Skip to main content


Our new “bailouts for everyone” era

A sign in Oregon during the 1973 fuel crisis. Smith Collection/Gado/Getty

The “grim” winter of 1973-74 bore many similarities to this year, says The Economist. Geopolitical strife had sent energy prices through the roof, feeding an inflationary surge that cut real incomes. But rather than doling out money to cash-strapped citizens, governments focused on cutting fuel consumption. “Sweden and the Netherlands introduced petrol rationing; Italy imposed a curfew in bars and restaurants.” West German chancellor Willy Brandt warned citizens they’d “have to get dressed a little more warmly this winter”. Today’s leaders have done a bit of this, “but mainly they have turned on the fiscal taps”. Britain and others are spending tens of billions helping people and businesses pay their heating bills. Several European countries are “nationalising huge chunks of their energy sectors”.

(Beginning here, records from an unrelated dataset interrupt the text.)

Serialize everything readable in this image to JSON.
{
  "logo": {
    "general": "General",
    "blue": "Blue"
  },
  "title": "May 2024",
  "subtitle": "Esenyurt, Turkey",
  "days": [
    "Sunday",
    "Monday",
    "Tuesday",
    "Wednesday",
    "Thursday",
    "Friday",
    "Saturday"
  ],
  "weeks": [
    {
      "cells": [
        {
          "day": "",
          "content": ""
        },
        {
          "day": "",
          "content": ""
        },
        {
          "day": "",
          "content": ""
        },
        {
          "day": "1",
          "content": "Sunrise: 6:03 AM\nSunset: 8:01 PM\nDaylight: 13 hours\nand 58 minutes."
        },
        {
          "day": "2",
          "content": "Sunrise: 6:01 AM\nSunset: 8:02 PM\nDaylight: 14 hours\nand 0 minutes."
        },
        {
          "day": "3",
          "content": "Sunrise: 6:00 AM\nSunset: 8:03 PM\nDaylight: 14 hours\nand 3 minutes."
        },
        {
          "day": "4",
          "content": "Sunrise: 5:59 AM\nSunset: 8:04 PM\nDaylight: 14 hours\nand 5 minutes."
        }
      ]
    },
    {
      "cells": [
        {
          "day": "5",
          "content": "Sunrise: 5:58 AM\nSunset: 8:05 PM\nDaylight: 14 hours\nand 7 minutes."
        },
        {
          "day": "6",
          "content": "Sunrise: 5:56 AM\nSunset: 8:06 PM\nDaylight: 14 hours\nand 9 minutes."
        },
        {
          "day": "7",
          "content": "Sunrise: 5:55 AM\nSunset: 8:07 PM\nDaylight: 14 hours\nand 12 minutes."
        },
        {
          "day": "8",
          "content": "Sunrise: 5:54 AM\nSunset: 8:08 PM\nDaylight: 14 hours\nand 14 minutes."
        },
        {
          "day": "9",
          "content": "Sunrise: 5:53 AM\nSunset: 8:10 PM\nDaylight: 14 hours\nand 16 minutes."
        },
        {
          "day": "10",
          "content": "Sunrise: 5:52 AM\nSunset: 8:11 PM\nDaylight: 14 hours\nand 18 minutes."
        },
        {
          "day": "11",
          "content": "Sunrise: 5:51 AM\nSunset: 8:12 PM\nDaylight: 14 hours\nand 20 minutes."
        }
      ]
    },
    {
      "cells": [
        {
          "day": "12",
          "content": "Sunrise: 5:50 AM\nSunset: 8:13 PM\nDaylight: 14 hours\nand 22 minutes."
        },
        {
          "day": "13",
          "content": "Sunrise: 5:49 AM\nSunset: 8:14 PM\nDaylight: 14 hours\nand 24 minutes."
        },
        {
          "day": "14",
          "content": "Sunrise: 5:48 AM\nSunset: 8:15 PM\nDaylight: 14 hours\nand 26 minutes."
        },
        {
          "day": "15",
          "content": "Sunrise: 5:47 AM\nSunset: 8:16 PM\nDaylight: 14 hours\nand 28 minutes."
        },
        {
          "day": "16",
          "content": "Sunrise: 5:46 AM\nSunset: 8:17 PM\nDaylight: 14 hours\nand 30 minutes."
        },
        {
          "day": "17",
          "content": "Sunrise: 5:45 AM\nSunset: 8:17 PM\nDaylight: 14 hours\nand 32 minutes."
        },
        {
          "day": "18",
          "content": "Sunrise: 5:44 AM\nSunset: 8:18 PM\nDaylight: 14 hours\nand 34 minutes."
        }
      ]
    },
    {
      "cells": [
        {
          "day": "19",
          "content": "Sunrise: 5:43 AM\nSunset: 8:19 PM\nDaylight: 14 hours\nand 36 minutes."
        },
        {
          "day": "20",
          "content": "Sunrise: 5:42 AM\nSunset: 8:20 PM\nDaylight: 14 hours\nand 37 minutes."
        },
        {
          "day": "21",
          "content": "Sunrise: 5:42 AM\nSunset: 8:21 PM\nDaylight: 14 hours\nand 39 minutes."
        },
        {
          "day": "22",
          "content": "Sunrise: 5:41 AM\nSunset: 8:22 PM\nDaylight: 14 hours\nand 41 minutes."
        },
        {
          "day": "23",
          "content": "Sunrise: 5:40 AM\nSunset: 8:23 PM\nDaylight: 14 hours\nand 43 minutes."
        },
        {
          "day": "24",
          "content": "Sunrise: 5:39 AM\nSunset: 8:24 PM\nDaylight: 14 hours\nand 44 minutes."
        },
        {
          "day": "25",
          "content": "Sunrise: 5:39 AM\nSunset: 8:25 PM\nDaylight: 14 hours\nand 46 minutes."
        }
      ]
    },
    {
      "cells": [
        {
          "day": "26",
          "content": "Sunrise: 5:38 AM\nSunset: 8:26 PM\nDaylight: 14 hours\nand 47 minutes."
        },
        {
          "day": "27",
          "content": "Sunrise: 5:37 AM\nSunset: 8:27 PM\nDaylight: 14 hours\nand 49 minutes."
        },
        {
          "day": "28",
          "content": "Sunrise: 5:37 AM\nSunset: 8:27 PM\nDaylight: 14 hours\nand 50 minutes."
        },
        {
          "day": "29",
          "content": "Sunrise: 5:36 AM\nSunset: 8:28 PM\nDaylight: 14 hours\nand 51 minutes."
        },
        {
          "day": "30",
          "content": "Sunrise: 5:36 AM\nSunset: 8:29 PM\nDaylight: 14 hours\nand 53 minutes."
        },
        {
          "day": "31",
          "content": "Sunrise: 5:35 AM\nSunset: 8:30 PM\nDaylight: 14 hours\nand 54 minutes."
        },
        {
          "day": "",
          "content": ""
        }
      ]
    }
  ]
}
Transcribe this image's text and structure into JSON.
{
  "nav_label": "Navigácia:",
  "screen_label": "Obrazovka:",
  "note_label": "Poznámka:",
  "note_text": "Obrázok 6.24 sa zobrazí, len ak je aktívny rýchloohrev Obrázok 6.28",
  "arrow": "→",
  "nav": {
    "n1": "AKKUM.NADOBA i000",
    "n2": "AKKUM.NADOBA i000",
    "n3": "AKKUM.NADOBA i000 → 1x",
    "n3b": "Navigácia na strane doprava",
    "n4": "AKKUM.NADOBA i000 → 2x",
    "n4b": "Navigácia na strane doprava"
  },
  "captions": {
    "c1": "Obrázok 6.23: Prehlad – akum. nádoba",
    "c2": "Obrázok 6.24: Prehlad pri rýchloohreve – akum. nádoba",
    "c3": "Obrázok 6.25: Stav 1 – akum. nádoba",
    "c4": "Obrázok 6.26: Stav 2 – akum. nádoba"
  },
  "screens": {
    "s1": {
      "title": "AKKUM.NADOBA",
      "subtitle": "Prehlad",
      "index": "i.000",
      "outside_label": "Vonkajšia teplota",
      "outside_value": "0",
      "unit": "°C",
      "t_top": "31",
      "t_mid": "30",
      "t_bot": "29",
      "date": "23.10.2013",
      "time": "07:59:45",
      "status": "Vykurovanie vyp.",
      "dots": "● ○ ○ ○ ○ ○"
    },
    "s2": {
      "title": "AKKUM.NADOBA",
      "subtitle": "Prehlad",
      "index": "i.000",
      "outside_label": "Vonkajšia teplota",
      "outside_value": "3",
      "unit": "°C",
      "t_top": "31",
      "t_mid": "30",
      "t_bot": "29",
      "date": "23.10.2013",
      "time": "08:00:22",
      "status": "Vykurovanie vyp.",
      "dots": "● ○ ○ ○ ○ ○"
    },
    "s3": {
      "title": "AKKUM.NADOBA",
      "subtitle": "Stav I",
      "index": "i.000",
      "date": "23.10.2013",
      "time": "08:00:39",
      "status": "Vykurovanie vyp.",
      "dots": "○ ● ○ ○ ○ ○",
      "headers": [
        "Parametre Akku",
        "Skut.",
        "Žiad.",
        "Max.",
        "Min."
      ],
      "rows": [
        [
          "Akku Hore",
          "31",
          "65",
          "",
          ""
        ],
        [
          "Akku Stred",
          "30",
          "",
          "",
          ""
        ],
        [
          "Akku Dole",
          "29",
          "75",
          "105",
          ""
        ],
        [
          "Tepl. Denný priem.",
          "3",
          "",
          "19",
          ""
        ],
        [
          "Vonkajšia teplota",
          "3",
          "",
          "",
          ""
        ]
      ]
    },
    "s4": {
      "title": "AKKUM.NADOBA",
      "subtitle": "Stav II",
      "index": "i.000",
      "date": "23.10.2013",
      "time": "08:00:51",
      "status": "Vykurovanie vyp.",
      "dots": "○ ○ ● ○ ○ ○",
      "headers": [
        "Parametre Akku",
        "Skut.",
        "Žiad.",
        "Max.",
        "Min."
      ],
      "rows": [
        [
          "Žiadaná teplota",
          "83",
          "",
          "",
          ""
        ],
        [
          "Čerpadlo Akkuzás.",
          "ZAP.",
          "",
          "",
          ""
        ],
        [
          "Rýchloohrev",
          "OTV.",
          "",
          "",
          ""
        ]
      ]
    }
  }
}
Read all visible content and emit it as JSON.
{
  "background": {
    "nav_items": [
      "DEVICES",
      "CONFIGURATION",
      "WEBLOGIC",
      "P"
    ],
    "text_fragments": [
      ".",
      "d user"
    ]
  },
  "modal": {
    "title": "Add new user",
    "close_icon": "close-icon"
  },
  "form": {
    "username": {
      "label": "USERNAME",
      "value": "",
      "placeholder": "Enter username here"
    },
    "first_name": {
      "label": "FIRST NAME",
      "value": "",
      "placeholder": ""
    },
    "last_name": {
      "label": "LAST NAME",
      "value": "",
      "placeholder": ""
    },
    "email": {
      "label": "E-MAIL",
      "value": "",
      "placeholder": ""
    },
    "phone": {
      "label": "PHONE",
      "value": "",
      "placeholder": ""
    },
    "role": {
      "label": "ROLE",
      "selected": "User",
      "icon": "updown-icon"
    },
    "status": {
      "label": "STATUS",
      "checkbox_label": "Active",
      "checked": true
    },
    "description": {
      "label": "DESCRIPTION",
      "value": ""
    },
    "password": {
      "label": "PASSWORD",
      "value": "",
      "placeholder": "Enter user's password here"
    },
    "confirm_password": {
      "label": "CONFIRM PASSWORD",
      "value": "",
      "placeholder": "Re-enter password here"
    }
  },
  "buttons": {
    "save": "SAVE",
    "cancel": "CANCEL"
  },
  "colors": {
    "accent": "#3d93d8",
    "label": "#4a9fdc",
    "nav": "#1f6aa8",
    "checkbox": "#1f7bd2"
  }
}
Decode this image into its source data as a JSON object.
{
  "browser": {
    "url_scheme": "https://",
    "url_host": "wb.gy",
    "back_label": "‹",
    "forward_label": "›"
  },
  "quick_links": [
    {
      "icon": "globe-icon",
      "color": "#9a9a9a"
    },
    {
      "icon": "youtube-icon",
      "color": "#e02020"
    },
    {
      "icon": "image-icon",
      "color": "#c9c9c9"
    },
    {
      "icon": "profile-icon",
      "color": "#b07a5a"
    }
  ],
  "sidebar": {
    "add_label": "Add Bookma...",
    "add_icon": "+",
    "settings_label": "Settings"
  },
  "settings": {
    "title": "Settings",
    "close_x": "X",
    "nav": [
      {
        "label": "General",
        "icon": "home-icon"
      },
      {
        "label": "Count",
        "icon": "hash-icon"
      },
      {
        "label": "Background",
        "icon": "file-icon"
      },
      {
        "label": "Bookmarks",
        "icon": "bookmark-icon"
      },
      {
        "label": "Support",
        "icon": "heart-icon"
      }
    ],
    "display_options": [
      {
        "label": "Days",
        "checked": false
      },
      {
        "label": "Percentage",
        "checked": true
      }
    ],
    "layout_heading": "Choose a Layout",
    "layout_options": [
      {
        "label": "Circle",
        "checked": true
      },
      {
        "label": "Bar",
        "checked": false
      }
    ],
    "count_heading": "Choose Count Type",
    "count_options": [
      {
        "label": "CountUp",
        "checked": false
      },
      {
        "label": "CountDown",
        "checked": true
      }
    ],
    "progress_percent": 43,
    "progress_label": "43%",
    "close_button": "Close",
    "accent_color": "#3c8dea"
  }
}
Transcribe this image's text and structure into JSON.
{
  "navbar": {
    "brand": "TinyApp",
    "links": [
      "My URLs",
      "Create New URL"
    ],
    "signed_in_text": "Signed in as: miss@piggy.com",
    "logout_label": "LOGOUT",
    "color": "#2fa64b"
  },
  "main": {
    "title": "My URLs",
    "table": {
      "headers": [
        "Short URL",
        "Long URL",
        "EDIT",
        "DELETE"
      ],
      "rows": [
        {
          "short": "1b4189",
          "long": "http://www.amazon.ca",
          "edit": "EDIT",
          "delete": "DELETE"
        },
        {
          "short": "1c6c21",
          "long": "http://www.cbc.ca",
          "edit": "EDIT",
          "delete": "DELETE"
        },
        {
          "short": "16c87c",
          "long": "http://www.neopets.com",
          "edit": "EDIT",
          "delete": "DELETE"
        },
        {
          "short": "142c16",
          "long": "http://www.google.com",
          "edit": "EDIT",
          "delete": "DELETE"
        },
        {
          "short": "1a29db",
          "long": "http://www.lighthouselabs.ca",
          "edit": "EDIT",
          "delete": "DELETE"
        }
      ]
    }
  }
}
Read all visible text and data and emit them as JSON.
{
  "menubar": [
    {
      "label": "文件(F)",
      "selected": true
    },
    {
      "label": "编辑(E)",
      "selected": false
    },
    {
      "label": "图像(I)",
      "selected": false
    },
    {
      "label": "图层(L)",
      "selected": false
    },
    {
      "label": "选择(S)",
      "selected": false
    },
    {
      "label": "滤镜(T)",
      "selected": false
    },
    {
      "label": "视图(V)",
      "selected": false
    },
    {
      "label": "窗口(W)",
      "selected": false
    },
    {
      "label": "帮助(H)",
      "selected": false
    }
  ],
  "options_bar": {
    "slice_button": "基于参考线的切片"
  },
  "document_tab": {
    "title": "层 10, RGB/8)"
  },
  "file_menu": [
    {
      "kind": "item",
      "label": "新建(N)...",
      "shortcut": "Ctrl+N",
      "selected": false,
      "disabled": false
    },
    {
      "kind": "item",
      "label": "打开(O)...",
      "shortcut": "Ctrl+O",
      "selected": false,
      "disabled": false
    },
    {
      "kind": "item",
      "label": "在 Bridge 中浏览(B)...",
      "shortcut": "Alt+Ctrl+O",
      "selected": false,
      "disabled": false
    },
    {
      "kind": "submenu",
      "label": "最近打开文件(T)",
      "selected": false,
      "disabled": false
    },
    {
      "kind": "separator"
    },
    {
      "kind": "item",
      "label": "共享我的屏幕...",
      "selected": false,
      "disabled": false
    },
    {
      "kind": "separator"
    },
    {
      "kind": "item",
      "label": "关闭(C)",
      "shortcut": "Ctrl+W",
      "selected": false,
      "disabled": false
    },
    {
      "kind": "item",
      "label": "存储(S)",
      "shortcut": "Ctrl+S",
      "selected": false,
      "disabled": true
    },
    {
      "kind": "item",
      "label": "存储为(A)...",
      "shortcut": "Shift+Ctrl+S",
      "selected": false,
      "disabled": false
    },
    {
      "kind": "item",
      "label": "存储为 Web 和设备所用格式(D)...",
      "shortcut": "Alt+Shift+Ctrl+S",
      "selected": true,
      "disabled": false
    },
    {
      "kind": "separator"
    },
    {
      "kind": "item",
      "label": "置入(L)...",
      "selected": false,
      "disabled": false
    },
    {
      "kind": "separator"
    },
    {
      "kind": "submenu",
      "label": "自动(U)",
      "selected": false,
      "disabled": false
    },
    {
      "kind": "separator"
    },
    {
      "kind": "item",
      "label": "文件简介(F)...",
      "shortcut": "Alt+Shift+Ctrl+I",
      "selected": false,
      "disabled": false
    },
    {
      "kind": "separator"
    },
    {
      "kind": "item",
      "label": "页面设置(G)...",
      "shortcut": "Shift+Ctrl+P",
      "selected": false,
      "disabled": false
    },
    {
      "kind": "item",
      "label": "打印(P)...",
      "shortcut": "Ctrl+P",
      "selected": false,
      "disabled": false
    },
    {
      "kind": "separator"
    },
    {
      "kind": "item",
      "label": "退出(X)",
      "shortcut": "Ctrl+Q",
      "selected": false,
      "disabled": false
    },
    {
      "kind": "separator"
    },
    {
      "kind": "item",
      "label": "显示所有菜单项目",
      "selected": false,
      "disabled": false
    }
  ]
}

We have entered an era of “bailouts for everyone”. Three “once-in-a-generation crises” – the 2008 financial crisis, the pandemic, the energy crisis – have completely shifted expectations of “what the state can and should do”. Smaller bailouts and state guarantees have also mushroomed: “In the 1990s European governments launched about two rescue operations a year. In 2019 they launched ten.” Of course, “no one likes to see a business go bust”. But state largesse comes with big downsides, beyond the “monumental” costs. Capitalism is based on creative destruction: “Things that do not work stop, and things that work better start.” An economy-wide safety net hampers this process – potentially strangling innovation.